Of course. The letter of intent will be binding on our part but not yours. If you decide not to pursue the PhD, you will not be penalized in any way. We ask only that you notify us when you make your decision.
Will I actually be enrolled simultaneously as a PharmD professional and PhD graduate student?
No. At UCSF, you may be enrolled in only one academic program at a time. As a result, combined degree program students will not be officially enrolled as PhD students until the PharmD is completed.
How much time will I save with the combined degree program?
Unlike the PharmD component with its fixed curriculum, the PhD is a research degree, so it is impossible to put a firm timetable on the duration of the program.
Typically, PhD students require five to six years to complete the requirements for the degree. However, the efficiencies built into the PharmD/PhD program may shorten the time required for the PhD to approximately four years.
Several of the required and elective courses in the PhD program may be taken as electives in the Pharmaceutical Sciences Pathway curriculum within the PharmD program (i.e., advanced pharmacokinetics courses). Since course credit may be applied to only one degree program, any graduate level courses required for completion of the PharmD program would apply only towards completion of the PharmD degree. In this case, additional courses would need to be selected under the supervision of the PSPG graduate program director and would be taken during the PSPG graduate degree program in order to satisfy the unit requirements for the graduate degree.
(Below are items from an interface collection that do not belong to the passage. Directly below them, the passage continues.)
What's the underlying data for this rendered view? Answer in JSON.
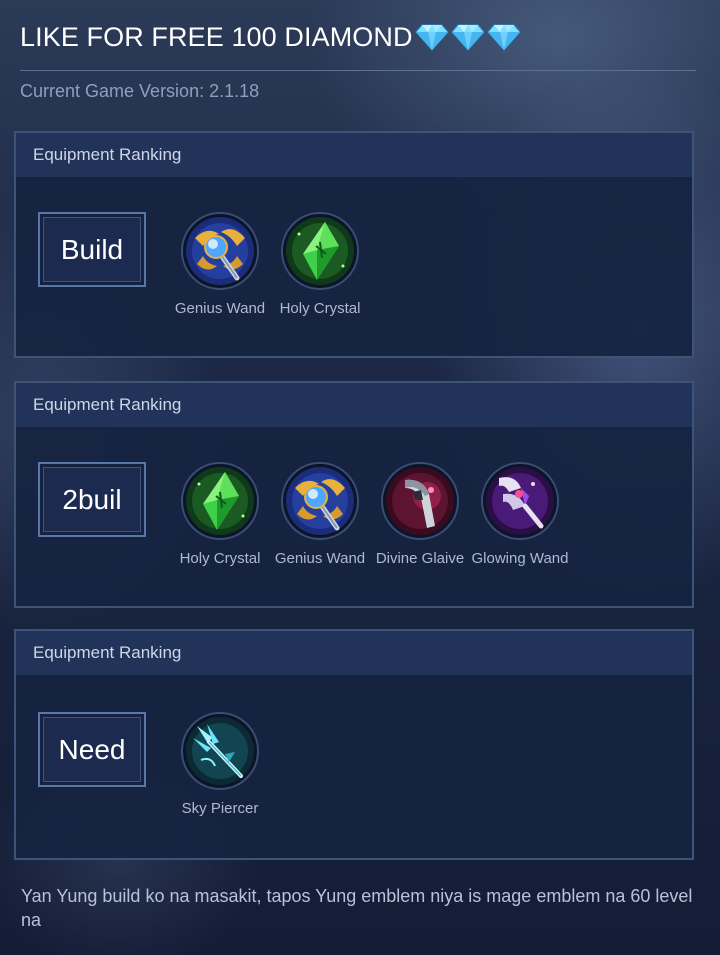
{
  "header": {
    "title": "LIKE FOR FREE 100 DIAMOND",
    "title_gem_icons": [
      "gem-icon",
      "gem-icon",
      "gem-icon"
    ],
    "version": "Current Game Version: 2.1.18"
  },
  "colors": {
    "background": "#141d35",
    "panel_bg": "#162342",
    "panel_header_bg": "#223359",
    "panel_border": "#3e5378",
    "label_border": "#5877a8",
    "item_text": "#aebad0",
    "gem": "#5fd4ff"
  },
  "panels": [
    {
      "header": "Equipment Ranking",
      "label": "Build",
      "items": [
        {
          "name": "Genius Wand",
          "icon": "genius-wand-icon"
        },
        {
          "name": "Holy Crystal",
          "icon": "holy-crystal-icon"
        }
      ]
    },
    {
      "header": "Equipment Ranking",
      "label": "2buil",
      "items": [
        {
          "name": "Holy Crystal",
          "icon": "holy-crystal-icon"
        },
        {
          "name": "Genius Wand",
          "icon": "genius-wand-icon"
        },
        {
          "name": "Divine Glaive",
          "icon": "divine-glaive-icon"
        },
        {
          "name": "Glowing Wand",
          "icon": "glowing-wand-icon"
        }
      ]
    },
    {
      "header": "Equipment Ranking",
      "label": "Need",
      "items": [
        {
          "name": "Sky Piercer",
          "icon": "sky-piercer-icon"
        }
      ]
    }
  ],
  "comment": "Yan Yung build ko na masakit, tapos Yung emblem niya is mage emblem na 60 level na"
}
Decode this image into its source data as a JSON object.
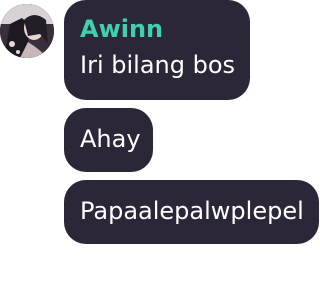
{
  "sender": {
    "name": "Awinn",
    "name_color": "#3fd0b0",
    "avatar_icon": "user-avatar-photo"
  },
  "messages": [
    {
      "text": "Iri bilang bos"
    },
    {
      "text": "Ahay"
    },
    {
      "text": "Papaalepalwplepel"
    }
  ],
  "colors": {
    "bubble_bg": "#2b2638",
    "message_text": "#ffffff"
  }
}
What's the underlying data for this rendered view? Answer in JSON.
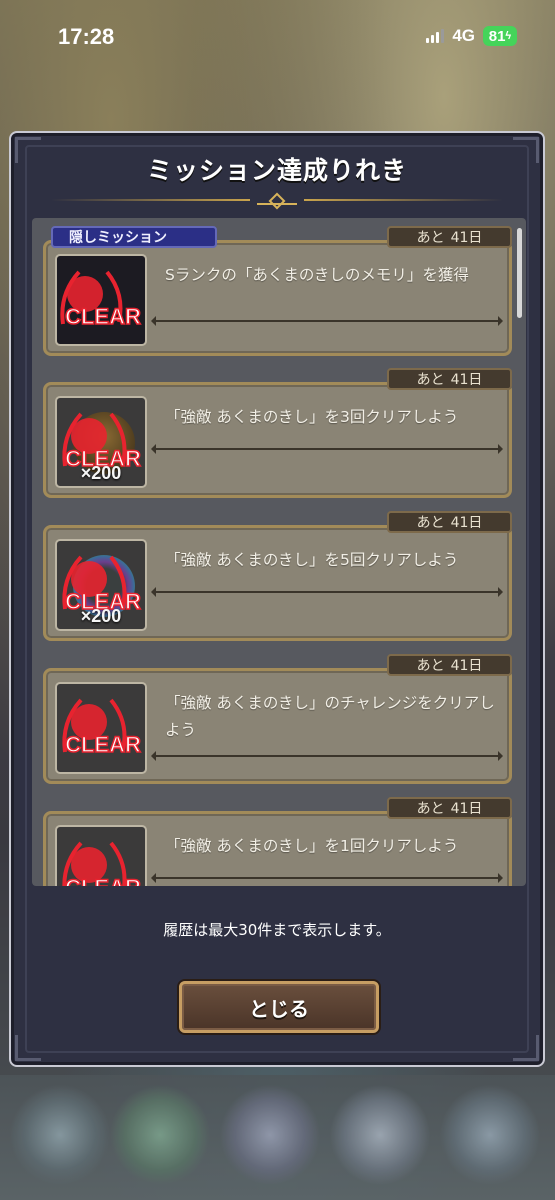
{
  "status_bar": {
    "time": "17:28",
    "network": "4G",
    "battery": "81"
  },
  "dialog": {
    "title": "ミッション達成りれき",
    "note": "履歴は最大30件まで表示します。",
    "close_label": "とじる"
  },
  "missions": [
    {
      "hidden_tag": "隠しミッション",
      "remaining_prefix": "あと",
      "remaining_days": "41日",
      "text": "Sランクの「あくまのきしのメモリ」を獲得",
      "reward_qty": "",
      "status": "CLEAR"
    },
    {
      "remaining_prefix": "あと",
      "remaining_days": "41日",
      "text": "「強敵 あくまのきし」を3回クリアしよう",
      "reward_qty": "×200",
      "status": "CLEAR"
    },
    {
      "remaining_prefix": "あと",
      "remaining_days": "41日",
      "text": "「強敵 あくまのきし」を5回クリアしよう",
      "reward_qty": "×200",
      "status": "CLEAR"
    },
    {
      "remaining_prefix": "あと",
      "remaining_days": "41日",
      "text": "「強敵 あくまのきし」のチャレンジをクリアしよう",
      "reward_qty": "",
      "status": "CLEAR"
    },
    {
      "remaining_prefix": "あと",
      "remaining_days": "41日",
      "text": "「強敵 あくまのきし」を1回クリアしよう",
      "reward_qty": "",
      "status": "CLEAR"
    }
  ],
  "colors": {
    "clear_stamp": "#e8232f",
    "accent_gold": "#c9a44d",
    "hidden_tag": "#2b2f86"
  }
}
Graduate courses taken during the PharmD program that are not credited towards the program requirement for the PharmD degree would be allowed to be transferred to the PSPG graduate degree at the discretion of the program director. Importantly, research started in the Pharmaceutical Sciences Pathway of the PharmD program may be part of the PhD thesis, thus shortening research time by two to three quarters.
If the degrees are taken separately, the time for both degrees would be approximately nine years; the combined degree program will take a minimum of eight years for both degrees.
What degrees are ultimately conferred?
A Doctor of Pharmacy (PharmD) degree is conferred upon completion of the PharmD program requirements and prior to entry into the Pharmaceutical Sciences and Pharmacogenomics PhD program.
A Doctor of Philosophy (PhD) degree in Pharmaceutical Sciences and Pharmacogenomics is conferred upon completion of the requirements for the PhD program.
I am a PharmD, am I eligible for the combined PharmD/PhD program?
If you have already completed your PharmD, you are not eligible for the combined degree program, but you might want to pursue one of our PhD programs.
I am not a citizen or permanent resident of the United States. May I apply to the PharmD/PhD program?
International applicants may apply for admission to the PharmD program and subsequently apply to the PharmD/PhD combined degree program. Since admission to the Pharmaceutical Sciences and Pharmacogenomics PhD program is competitive, admission to the combined program is not guaranteed. Details:
What are some of the postdoctoral opportunities afforded to your most recent PharmD/PhD graduates?
Recent UCSF PharmD/PhD graduates have taken positions in academic institutions as well as with the United States Food and Drug Administration. We anticipate that our PharmD/PhD graduates will be highly competitive for most postdoctoral positions.
What are some of the career opportunities afforded to your most recent UCSF PharmD/PhD graduates?
The combined UCSF PharmD/PhD degree will make you uniquely qualified to translate basic research into clinical applications. For example, your laboratory in a pharmaceutical company might study the genetic variability in drug transporters at the molecular level and then follow up with the relevant clinical studies to determine the impact of this variability on appropriate drug selection and patient care.
In an academic career, you would greatly expand your potential research topics and be able to clearly show students the relevance of the basic sciences to professional practice.
Our most recent combined degree program graduates have, in general, gone on to careers in the academic setting and in the industrial setting.